Distilled water, on the other hand, undergoes a process called “steam distillation” where steam is boiled off leaving behind pure H2O with all impurities removed through evaporation. While this may sound enticing due to its ability to produce crystal clear drinkable beverages, there are some disadvantages associated with consuming too much distilled water over time: possible higher levels of bacteria growth due to lack of minerals present in the liquid; potential leaching away of essential body fluids which could lead to dehydration; and lastly, a sense of flatness compared to tap or bottled waters due to lack of natural minerals found in them.
Overall, when deciding whether reverse osmosis or distilled water is better for drinking purposes, understanding what sets them apart becomes crucial in making the right choice for yourself. Consider factors like budget limitations, taste preference and health concerns before settling on either option – both have their pros and cons depending on personal circumstances!
Is Reverse Osmosis Or Distilled Water Better For My Plants?
When it comes to watering your plants, there are two choices that you might be considering: reverse osmosis (RO) water and distilled water. But is one type of water better than the other? To answer this question, let’s take a closer look at what makes these two types of water unique.
Reverse Osmosis Water has been filtered through a semi-permeable membrane to remove impurities such as salt, bacteria, and viruses from the liquid. The result is an incredibly clean form of water with few minerals or contaminants present in it. This means that RO water can help keep your plants healthy by providing them with nutrient-rich hydration without any potential hazards from additional elements like chlorine or lead.
On the other hand, Distilled Water has gone through a process known as distillation that removes all minerals and contaminants from the liquid. As a result, distilled water contains no nutrients whatsoever which could potentially leave your plants deprived of essential elements necessary for their growth. Additionally, because this type of water lacks any natural buffering capacity, it may also cause problems if used too frequently on certain plants due to its extremely low pH level.
So when choosing between reverse osmosis and distilled water for your plants, consider both the pros and cons before making a decision. While RO water provides healthier hydration free from potential toxins or disease-causing organisms, distilled H2O offers an option devoid of any pre-existing mineral content which could harm some plant species over time. Ultimately only you can decide which type of filtered drinking fluid is best suited for your home garden’s needs!
In conclusion, reverse osmosis and distilled water both have their benefits. Depending on the needs of the consumer, either one can be a great choice for drinking and cooking. As an expert in water quality, I strongly recommend replacing your filter regularly to ensure that you are getting clean and safe water each time.
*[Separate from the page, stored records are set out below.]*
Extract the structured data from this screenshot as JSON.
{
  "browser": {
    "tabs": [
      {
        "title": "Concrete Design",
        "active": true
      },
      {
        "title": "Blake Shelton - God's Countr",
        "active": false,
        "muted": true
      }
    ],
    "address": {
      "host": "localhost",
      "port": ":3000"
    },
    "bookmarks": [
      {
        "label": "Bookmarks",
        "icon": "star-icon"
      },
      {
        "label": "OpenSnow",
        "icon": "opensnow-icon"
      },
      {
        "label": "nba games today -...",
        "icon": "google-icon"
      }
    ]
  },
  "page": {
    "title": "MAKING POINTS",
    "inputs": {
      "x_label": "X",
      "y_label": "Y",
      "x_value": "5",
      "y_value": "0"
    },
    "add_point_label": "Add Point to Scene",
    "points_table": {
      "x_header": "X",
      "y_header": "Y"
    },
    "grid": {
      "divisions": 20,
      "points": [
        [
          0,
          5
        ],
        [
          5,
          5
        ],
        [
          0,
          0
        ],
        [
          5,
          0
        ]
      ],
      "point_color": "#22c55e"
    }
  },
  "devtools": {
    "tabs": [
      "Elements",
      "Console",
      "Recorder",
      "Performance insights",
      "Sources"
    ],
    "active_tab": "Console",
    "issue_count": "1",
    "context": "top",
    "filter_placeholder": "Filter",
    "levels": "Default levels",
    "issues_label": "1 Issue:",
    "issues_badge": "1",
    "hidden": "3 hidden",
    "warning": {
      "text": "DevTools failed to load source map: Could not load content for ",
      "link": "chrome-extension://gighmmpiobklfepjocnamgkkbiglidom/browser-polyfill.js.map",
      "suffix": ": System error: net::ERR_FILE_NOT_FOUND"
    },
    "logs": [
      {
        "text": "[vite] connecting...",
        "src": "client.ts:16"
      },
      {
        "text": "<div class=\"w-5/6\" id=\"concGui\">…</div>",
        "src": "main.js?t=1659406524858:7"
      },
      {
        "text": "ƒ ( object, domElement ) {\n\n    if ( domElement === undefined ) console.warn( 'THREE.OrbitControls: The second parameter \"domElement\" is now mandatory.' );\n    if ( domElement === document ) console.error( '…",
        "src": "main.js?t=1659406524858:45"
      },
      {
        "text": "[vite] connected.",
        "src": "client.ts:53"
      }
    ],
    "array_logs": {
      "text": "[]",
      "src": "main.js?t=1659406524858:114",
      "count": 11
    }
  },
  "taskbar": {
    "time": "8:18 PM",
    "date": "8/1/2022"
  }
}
However, some may argue that these methods require too much work or expense when compared to tap water. To address this concern, it’s important to remember that investing in proper filtration is essential for maintaining good health. The cost of avoiding potential illnesses due to contaminated drinking water far outweighs any maintenance expenses associated with reverse osmosis or distillation systems.
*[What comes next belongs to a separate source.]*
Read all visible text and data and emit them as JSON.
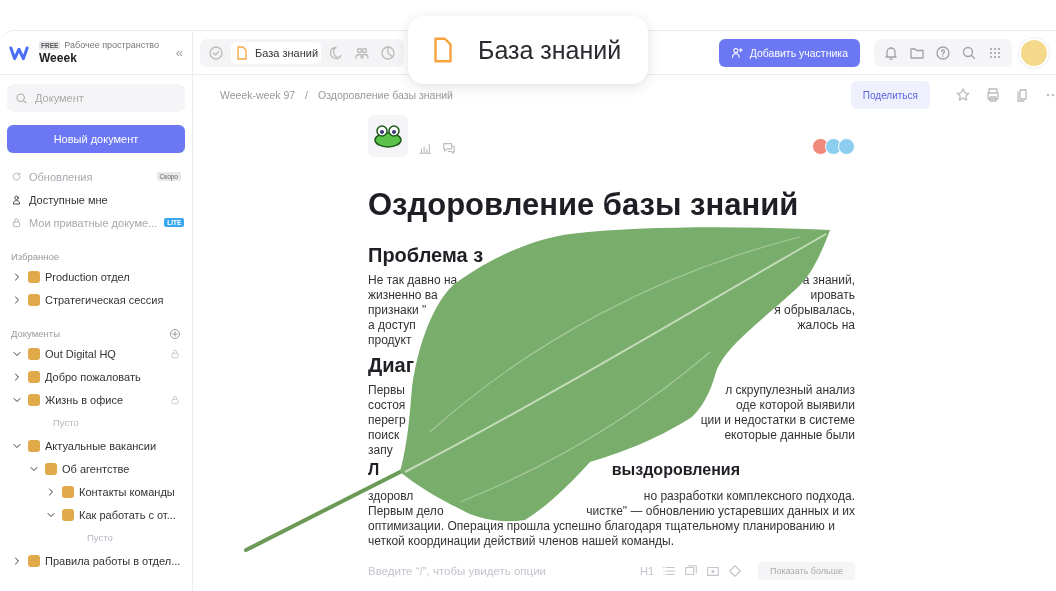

Overall, both types of filtered water offer many advantages over regular tap water. While it may take more effort than simply turning on a faucet, providing yourself and your family with purified drinking water will help ensure optimal health throughout life – something no amount of money can buy!